This month I read three books, two of which were for class and one that I started mid-March during spring break. Looking back, I didn’t rate any of these books particularly high, although I did enjoy reading all of them to some degree.

Feed by M.T. Anderson | Feed is a young adult novel written in 2001 about a future in which people have technology put into their heads at an early age so that they can have a running feed in their heads at all times. The book was a very quick read (I think I finished it in one sitting of about 3-4 hours), and it was an interesting read in light of ongoing topics of the class in which it was assigned. However, it felt dated as social media wasn’t really a thing in this world.  ★★ 

Their Fractured Light by Amie Kaufman & Meagan Spooner | The final installment of the Starbound trilogy was a little disappointing for me. Perhaps, it suffers because I now read Kaufman’s latest (superior) work in The Illuminae Files. My biggest critique is the book seems disjointed. Unlike the previous two, this one only allows us a short time with the two main protagonists before all the old characters return. The first book set up a really exciting world conflict and in this book it just fizzled so fast for me.  ★★★

I Hate the Internet by Jarett Kobeck | I read this book for my the historical perspectives class I assisted with this spring and it was a really acerbic take on San Francisco and the tech scene from which major Internet companies arise. It provides some great historical background of exploited creators responsible for major intellectual properties we still see on the big and small screen today. My biggest critique of this book is that the author exaggerated and was unfairly reductive at times, which forced me to pull back a lot. There were laugh-out-loud moments, but just as often there were jokes fell flat. ★★★

End Note

This week will be spent primarily working on finishing up the semester strong. I have about a day’s worth of grading to complete for the three classes I assisted with this semester.
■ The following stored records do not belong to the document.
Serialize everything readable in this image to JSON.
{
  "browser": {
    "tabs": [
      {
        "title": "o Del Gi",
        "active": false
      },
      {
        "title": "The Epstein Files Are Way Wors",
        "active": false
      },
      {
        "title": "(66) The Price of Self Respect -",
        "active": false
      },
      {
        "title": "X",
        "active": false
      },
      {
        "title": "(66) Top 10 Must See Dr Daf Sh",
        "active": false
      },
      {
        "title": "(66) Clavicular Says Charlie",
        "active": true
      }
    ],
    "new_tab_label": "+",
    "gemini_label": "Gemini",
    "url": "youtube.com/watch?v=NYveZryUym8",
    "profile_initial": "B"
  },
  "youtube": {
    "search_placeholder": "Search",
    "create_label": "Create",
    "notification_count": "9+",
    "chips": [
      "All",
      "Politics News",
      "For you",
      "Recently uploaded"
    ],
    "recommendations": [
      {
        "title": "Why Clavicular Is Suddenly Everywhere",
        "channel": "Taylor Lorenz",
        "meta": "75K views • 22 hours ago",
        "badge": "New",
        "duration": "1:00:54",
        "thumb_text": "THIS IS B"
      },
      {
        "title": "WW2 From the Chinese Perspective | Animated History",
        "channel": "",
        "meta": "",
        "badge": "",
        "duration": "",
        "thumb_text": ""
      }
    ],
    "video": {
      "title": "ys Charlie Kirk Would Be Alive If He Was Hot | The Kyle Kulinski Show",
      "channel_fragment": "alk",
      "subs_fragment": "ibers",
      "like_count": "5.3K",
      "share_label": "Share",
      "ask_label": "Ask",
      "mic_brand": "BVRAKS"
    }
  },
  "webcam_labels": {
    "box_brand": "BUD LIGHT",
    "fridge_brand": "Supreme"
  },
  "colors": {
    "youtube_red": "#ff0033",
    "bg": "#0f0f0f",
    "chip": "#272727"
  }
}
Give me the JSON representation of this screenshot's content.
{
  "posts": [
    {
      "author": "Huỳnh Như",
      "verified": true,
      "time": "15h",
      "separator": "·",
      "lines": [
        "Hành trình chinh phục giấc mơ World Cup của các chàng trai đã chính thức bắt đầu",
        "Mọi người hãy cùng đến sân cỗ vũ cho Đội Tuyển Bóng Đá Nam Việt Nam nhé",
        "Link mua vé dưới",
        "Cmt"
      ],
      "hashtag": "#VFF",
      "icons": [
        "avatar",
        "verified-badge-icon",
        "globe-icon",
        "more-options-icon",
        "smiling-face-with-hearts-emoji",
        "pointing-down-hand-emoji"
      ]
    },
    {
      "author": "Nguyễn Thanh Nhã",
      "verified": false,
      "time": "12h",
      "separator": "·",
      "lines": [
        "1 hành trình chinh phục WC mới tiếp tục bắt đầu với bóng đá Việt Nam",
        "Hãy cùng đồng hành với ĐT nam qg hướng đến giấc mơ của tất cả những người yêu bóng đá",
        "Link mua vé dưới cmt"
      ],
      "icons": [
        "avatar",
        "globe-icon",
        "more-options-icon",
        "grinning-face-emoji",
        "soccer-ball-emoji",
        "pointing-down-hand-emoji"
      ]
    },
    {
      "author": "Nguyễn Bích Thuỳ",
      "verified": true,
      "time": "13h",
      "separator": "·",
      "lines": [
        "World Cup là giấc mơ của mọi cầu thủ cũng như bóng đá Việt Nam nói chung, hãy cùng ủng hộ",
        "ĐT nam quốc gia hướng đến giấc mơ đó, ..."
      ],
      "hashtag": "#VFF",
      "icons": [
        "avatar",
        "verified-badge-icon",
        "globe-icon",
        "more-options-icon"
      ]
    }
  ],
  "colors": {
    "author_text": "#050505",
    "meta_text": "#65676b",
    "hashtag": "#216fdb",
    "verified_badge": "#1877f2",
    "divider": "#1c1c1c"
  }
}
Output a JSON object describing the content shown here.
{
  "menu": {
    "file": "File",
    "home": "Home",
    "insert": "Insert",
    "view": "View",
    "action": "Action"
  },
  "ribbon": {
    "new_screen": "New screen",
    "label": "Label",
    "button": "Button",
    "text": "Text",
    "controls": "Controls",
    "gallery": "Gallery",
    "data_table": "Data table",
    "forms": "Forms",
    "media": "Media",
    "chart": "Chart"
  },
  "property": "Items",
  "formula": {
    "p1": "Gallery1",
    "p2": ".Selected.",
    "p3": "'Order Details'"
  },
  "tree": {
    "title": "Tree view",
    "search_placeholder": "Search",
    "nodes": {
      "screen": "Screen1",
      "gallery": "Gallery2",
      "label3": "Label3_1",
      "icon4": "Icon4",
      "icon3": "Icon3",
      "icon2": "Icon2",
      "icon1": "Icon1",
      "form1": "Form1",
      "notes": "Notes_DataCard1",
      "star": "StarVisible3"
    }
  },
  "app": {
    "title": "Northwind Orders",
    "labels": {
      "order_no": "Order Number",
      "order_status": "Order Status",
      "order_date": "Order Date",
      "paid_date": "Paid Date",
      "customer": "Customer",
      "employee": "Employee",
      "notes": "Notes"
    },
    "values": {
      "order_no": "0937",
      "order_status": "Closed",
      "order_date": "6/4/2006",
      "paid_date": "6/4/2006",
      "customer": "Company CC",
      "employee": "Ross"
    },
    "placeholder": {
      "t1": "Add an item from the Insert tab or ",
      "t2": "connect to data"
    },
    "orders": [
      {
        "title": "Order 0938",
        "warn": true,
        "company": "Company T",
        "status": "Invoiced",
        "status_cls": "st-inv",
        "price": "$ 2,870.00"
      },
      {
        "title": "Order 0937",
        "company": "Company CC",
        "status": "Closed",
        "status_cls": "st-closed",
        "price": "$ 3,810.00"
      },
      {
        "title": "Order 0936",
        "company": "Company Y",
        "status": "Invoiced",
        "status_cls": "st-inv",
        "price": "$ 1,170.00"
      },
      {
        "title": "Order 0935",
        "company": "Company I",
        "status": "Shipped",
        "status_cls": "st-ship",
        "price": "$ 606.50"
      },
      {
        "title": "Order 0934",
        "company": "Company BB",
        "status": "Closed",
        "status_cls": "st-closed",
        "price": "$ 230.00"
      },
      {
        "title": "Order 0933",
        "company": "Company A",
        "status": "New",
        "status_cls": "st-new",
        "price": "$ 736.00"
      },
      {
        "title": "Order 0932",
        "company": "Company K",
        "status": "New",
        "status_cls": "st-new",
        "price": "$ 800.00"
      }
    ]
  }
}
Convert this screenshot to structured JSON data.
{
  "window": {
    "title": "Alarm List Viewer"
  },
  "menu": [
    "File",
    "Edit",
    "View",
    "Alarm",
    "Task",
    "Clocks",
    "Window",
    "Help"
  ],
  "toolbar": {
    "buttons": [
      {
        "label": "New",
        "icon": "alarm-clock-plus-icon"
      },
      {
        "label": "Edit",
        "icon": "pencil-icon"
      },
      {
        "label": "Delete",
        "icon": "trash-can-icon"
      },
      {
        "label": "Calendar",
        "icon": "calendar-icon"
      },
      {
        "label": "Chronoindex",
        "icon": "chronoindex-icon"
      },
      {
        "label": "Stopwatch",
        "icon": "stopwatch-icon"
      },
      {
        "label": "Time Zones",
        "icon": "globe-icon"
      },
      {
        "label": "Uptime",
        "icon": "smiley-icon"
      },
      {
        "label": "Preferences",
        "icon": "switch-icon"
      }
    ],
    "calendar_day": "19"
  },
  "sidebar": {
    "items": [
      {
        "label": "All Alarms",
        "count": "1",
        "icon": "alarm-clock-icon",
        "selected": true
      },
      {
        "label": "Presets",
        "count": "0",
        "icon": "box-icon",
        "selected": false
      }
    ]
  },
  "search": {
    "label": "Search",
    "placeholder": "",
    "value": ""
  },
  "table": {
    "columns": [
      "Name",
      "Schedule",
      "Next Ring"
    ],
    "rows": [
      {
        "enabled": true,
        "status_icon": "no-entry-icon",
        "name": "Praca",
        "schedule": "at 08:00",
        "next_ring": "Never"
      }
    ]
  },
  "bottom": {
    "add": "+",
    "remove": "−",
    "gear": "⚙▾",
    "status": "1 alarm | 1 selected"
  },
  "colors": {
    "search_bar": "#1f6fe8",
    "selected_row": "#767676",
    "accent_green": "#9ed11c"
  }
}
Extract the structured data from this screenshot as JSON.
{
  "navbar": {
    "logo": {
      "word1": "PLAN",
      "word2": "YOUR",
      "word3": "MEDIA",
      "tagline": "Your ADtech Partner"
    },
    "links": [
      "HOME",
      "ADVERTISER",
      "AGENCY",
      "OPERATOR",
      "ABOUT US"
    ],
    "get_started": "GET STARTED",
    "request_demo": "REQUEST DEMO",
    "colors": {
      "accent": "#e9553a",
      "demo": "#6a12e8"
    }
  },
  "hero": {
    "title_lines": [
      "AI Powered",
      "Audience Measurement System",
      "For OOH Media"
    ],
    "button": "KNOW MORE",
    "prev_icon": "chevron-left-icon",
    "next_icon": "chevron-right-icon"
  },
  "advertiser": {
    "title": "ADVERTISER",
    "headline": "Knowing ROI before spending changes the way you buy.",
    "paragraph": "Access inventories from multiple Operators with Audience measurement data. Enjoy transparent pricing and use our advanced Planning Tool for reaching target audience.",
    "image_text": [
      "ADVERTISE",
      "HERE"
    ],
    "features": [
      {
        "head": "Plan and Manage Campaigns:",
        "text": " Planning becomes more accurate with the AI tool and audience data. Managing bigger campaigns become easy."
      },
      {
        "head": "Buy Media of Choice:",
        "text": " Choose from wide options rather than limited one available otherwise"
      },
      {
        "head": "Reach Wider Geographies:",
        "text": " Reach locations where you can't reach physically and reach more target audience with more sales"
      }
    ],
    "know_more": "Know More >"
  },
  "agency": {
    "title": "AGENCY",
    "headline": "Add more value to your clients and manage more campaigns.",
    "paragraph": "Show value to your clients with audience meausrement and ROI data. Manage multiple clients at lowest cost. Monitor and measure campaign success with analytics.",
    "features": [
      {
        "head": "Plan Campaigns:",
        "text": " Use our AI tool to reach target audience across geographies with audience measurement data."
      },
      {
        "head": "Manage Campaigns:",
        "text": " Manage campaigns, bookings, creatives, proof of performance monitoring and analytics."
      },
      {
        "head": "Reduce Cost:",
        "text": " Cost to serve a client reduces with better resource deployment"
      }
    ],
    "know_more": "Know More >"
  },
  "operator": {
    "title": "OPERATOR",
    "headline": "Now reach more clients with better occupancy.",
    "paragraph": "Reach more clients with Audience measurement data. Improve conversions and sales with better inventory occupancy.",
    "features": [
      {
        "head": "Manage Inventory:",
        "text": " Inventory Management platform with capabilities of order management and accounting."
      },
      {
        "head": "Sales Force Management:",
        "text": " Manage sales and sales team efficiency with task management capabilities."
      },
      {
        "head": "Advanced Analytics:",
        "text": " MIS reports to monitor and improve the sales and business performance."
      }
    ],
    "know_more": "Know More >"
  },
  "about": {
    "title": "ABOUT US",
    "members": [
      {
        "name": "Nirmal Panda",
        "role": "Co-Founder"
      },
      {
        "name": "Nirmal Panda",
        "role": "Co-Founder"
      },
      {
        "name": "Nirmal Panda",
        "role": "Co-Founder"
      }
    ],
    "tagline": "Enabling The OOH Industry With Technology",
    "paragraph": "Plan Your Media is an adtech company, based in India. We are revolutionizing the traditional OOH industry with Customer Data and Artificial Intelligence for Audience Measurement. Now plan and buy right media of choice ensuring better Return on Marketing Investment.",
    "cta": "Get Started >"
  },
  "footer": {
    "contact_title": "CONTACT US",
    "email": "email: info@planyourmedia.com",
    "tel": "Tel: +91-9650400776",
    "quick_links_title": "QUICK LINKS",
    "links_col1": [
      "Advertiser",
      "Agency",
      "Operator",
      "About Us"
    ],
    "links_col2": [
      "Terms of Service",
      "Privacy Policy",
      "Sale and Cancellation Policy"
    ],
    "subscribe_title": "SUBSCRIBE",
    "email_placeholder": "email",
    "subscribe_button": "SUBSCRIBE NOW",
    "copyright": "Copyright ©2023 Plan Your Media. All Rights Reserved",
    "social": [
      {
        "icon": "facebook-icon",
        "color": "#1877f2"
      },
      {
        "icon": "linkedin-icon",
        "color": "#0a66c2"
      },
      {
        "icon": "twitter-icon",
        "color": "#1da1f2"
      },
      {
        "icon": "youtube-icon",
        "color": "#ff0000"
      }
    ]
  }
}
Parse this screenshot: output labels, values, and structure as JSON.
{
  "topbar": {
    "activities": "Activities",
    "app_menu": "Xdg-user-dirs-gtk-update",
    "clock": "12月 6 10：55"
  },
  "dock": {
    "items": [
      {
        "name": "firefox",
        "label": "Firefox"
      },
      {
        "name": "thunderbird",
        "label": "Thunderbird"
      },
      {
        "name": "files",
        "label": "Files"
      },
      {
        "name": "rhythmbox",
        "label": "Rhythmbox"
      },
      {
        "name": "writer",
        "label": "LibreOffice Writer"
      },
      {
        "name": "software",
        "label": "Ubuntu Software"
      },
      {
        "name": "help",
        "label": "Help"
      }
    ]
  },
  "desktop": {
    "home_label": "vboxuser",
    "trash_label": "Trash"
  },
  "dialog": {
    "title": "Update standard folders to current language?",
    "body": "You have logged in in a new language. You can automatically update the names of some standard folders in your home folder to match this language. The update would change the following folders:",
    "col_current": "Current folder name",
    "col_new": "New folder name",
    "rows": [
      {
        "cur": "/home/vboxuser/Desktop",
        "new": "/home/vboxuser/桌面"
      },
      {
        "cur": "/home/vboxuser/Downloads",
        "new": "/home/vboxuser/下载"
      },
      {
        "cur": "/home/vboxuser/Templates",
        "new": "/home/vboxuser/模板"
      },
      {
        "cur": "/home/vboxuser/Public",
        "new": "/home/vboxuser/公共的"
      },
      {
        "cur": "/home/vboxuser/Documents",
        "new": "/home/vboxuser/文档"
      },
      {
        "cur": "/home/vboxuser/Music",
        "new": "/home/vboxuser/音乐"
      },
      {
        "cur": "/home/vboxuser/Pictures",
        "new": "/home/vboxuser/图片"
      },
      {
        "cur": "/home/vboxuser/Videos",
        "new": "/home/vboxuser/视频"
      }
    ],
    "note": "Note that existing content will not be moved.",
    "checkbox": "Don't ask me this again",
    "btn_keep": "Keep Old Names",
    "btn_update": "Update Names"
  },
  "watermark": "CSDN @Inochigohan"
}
But I’m nearly done with two of the three papers I have to write, primarily because those two papers have been somewhat scaffolded by the professor.

Tomorrow I’m hoping to receive Institutional Review Board (IRB) approval on a research study I’ve been working on all semester! It involves an online survey of YA book bloggers, so some of you reading this may receive an email soon inviting you to participate. I’ll have a formal blog post explaining the survey soon on this blog, so if you’re interested stay tuned!

Thank you for reading!
Follow my blog via Bloglovin’. Also find me on GoodreadsTwitter, and Instagram.